1917 is a quality movie that led me to some dark thoughts. If the story doesn’t trigger lasting thoughts for you about men and war, then fine, just enjoy this good movie. The quality came from director Sam Mendes and the two fine actors who carry the film.

Blake (Dean Charles Chapman) is chosen to deliver a crucial message to the war front. Schofield (George MacKay) joins Blake and the entire movie unfolds as they carry the message that will, if they are successful, stop the Allies from attacking the Germans who are secretly hidden as they wait for the arrival of their enemy. 1600 men will live or die depending on their success or failure.

We follow the messengers through trenches that are littered with dead bodies, dead horses, blood-soaked dirt, and body parts. Their hideous walk is what we watch while fear grows in us that these two might not reach their goal. After an hour of watching them run, crawl, and climb in fear, a wave of anger spread through me and I ask your tolerance while I switch to talking about that.

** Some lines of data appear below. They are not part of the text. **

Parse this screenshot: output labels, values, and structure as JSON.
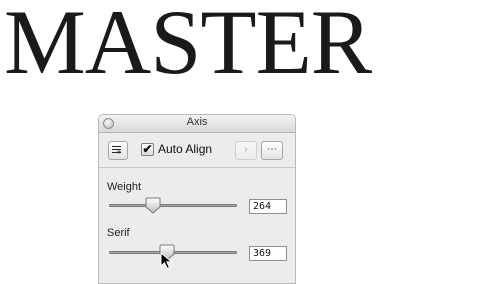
{
  "headline": "MASTER",
  "panel": {
    "title": "Axis",
    "auto_align": {
      "label": "Auto Align",
      "checked": true,
      "check_glyph": "✔"
    },
    "toolbar": {
      "lines_icon": "lines-plus-icon",
      "arrow_glyph": "›",
      "more_glyph": "⋯"
    },
    "axes": [
      {
        "name": "Weight",
        "value": "264",
        "level": 0.34
      },
      {
        "name": "Serif",
        "value": "369",
        "level": 0.45
      }
    ]
  },
  "colors": {
    "headline": "#1a1a1a",
    "panel_bg": "#ececec"
  }
}
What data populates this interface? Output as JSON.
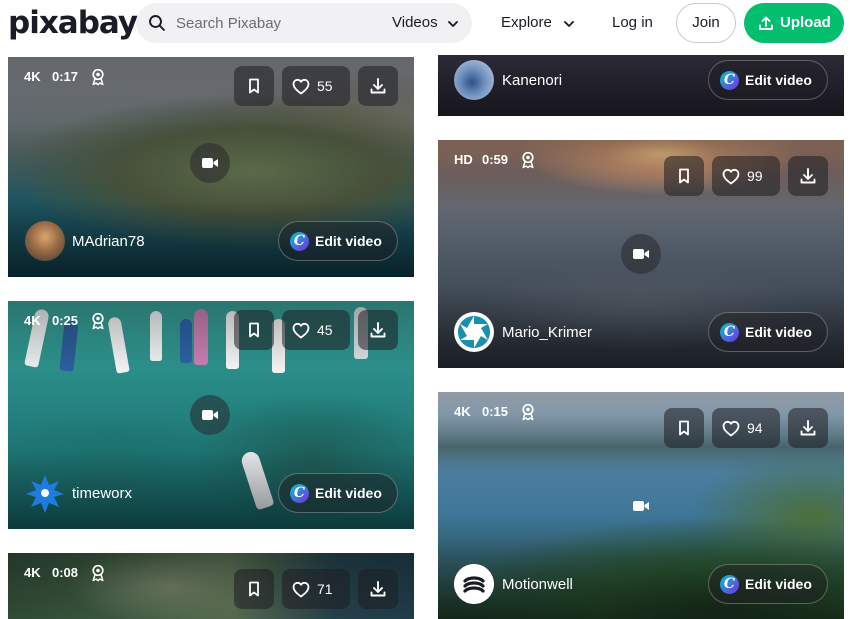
{
  "header": {
    "logo": "pixabay",
    "search_placeholder": "Search Pixabay",
    "search_type": "Videos",
    "explore": "Explore",
    "login": "Log in",
    "join": "Join",
    "upload": "Upload"
  },
  "colors": {
    "brand_green": "#02be6e",
    "text": "#191b26"
  },
  "cards": [
    {
      "quality": "4K",
      "duration": "0:17",
      "likes": "55",
      "user": "MAdrian78",
      "edit": "Edit video"
    },
    {
      "quality": "4K",
      "duration": "0:25",
      "likes": "45",
      "user": "timeworx",
      "edit": "Edit video"
    },
    {
      "quality": "4K",
      "duration": "0:08",
      "likes": "71"
    },
    {
      "user": "Kanenori",
      "edit": "Edit video"
    },
    {
      "quality": "HD",
      "duration": "0:59",
      "likes": "99",
      "user": "Mario_Krimer",
      "edit": "Edit video"
    },
    {
      "quality": "4K",
      "duration": "0:15",
      "likes": "94",
      "user": "Motionwell",
      "edit": "Edit video"
    }
  ]
}
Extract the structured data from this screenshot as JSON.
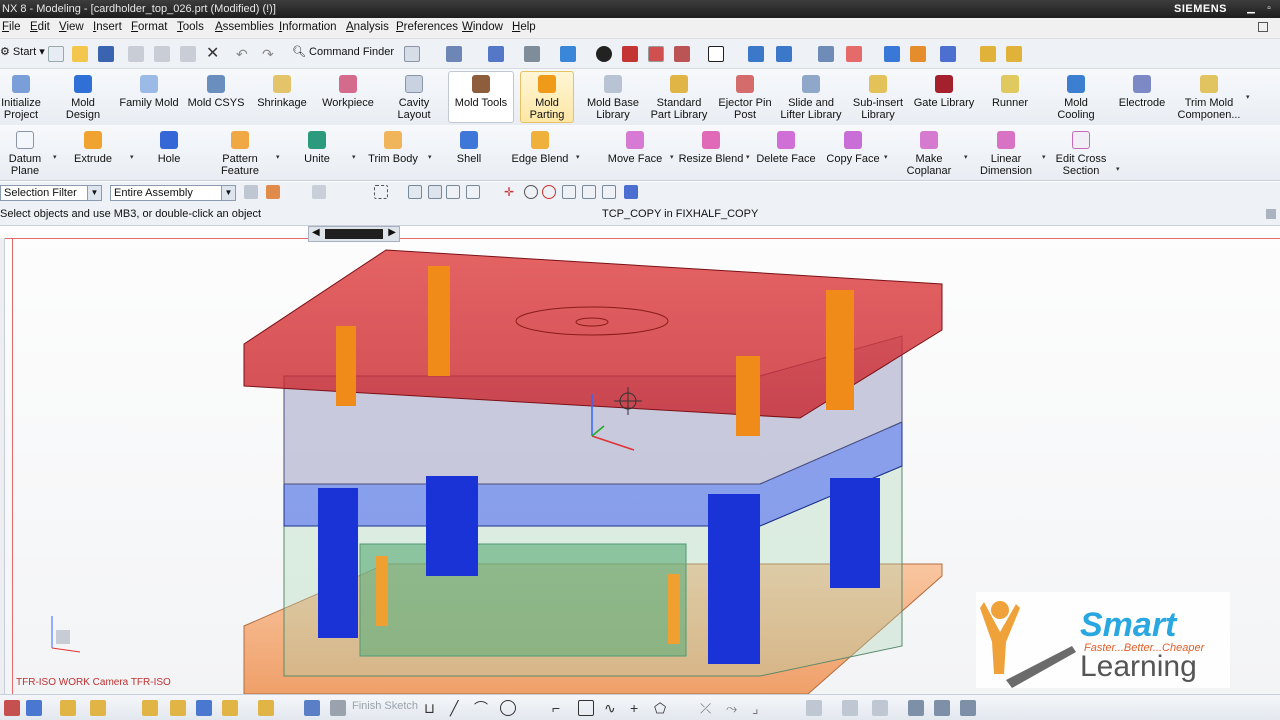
{
  "window": {
    "title": "NX 8 - Modeling - [cardholder_top_026.prt (Modified)   (!)]",
    "brand": "SIEMENS"
  },
  "menu": [
    "File",
    "Edit",
    "View",
    "Insert",
    "Format",
    "Tools",
    "Assemblies",
    "Information",
    "Analysis",
    "Preferences",
    "Window",
    "Help"
  ],
  "toolbar": {
    "start_label": "Start",
    "command_finder_label": "Command Finder"
  },
  "ribbon_row1": [
    {
      "label": "Initialize\nProject",
      "icon": "initialize-project-icon"
    },
    {
      "label": "Mold\nDesign",
      "icon": "mold-design-icon"
    },
    {
      "label": "Family Mold",
      "icon": "family-mold-icon"
    },
    {
      "label": "Mold CSYS",
      "icon": "mold-csys-icon"
    },
    {
      "label": "Shrinkage",
      "icon": "shrinkage-icon"
    },
    {
      "label": "Workpiece",
      "icon": "workpiece-icon"
    },
    {
      "label": "Cavity\nLayout",
      "icon": "cavity-layout-icon"
    },
    {
      "label": "Mold Tools",
      "icon": "mold-tools-icon"
    },
    {
      "label": "Mold\nParting",
      "icon": "mold-parting-icon"
    },
    {
      "label": "Mold Base\nLibrary",
      "icon": "mold-base-library-icon"
    },
    {
      "label": "Standard\nPart Library",
      "icon": "standard-part-library-icon"
    },
    {
      "label": "Ejector Pin\nPost",
      "icon": "ejector-pin-post-icon"
    },
    {
      "label": "Slide and\nLifter Library",
      "icon": "slide-lifter-library-icon"
    },
    {
      "label": "Sub-insert\nLibrary",
      "icon": "sub-insert-library-icon"
    },
    {
      "label": "Gate Library",
      "icon": "gate-library-icon"
    },
    {
      "label": "Runner",
      "icon": "runner-icon"
    },
    {
      "label": "Mold\nCooling",
      "icon": "mold-cooling-icon"
    },
    {
      "label": "Electrode",
      "icon": "electrode-icon"
    },
    {
      "label": "Trim Mold\nComponen...",
      "icon": "trim-mold-components-icon"
    }
  ],
  "ribbon_row2": [
    {
      "label": "Datum Plane",
      "icon": "datum-plane-icon"
    },
    {
      "label": "Extrude",
      "icon": "extrude-icon"
    },
    {
      "label": "Hole",
      "icon": "hole-icon"
    },
    {
      "label": "Pattern\nFeature",
      "icon": "pattern-feature-icon"
    },
    {
      "label": "Unite",
      "icon": "unite-icon"
    },
    {
      "label": "Trim Body",
      "icon": "trim-body-icon"
    },
    {
      "label": "Shell",
      "icon": "shell-icon"
    },
    {
      "label": "Edge Blend",
      "icon": "edge-blend-icon"
    },
    {
      "label": "Move Face",
      "icon": "move-face-icon"
    },
    {
      "label": "Resize Blend",
      "icon": "resize-blend-icon"
    },
    {
      "label": "Delete Face",
      "icon": "delete-face-icon"
    },
    {
      "label": "Copy Face",
      "icon": "copy-face-icon"
    },
    {
      "label": "Make\nCoplanar",
      "icon": "make-coplanar-icon"
    },
    {
      "label": "Linear\nDimension",
      "icon": "linear-dimension-icon"
    },
    {
      "label": "Edit Cross\nSection",
      "icon": "edit-cross-section-icon"
    }
  ],
  "filters": {
    "selection_filter": "Selection Filter",
    "scope": "Entire Assembly"
  },
  "status": {
    "prompt": "Select objects and use MB3, or double-click an object",
    "context": "TCP_COPY in FIXHALF_COPY"
  },
  "viewport": {
    "view_label": "TFR-ISO WORK Camera TFR-ISO"
  },
  "watermark": {
    "brand": "Smart",
    "tagline": "Faster...Better...Cheaper",
    "word": "Learning"
  },
  "bottom_toolbar": {
    "finish_sketch_label": "Finish Sketch"
  },
  "colors": {
    "plate_top": "#d6242a",
    "plate_blue": "#1f3fd8",
    "plate_green": "#2e9a57",
    "plate_base": "#f2a065",
    "pin_orange": "#f08a18"
  }
}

Anger surged because the movie triggered the truth. As the two men lead us through a mass of recently destroyed bodies and equipment, the whole of it sinks into us. Here we are in yet another war like all the others that unfold when men reach an impasse. Pride kicks into leaders. War comes. We listen here to men talking and barking short orders about how to handle the German lines in the fewest of words: “Just kill them all.” When nations can’t agree, men kill.

1917 is more than a movie. It is a sharp slap at us in a time when many countries now possess the weaponry to destroy whole countries. Still, we respond to deadlock with physical force.

When the problem that confronts male leaders appears to be deadly, they usually issue the orders to respond with bombs. Physical action is the only weapon left to leaders even when it kills thousands of young soldiers. Given a suicidal order by his commanding officer, a young man replies, “Thank you, sir. Goodbye Sir.”

Think of it: our massacre of the Indians, World War I, the Korean War, Iraq. What positives were gained by those wars? With the historical perspective now available, the world is now blaming the administration in office at the time. In every one of those wars, young men who survived were affected for the rest of their lives and many never lived to go home.

During the two hours of watching destroyed towns, vehicles, and dead bodies covered in blood, we wonder how even the young survivors can re-enter their pre-war lives of families and friends who were untouched by what they experienced. Why do we allow single officers defending their superiority to make decisions that kill thousands? There might be another way. Should women make war decisions? Why not try that?

Film Critic : Joan Ellis
Film Title : 1917
Word Count : 500
Running Time : 1:59
Rating : R
Date : January 26, 2020

This review was posted on January 26, 2020, in Drama, War.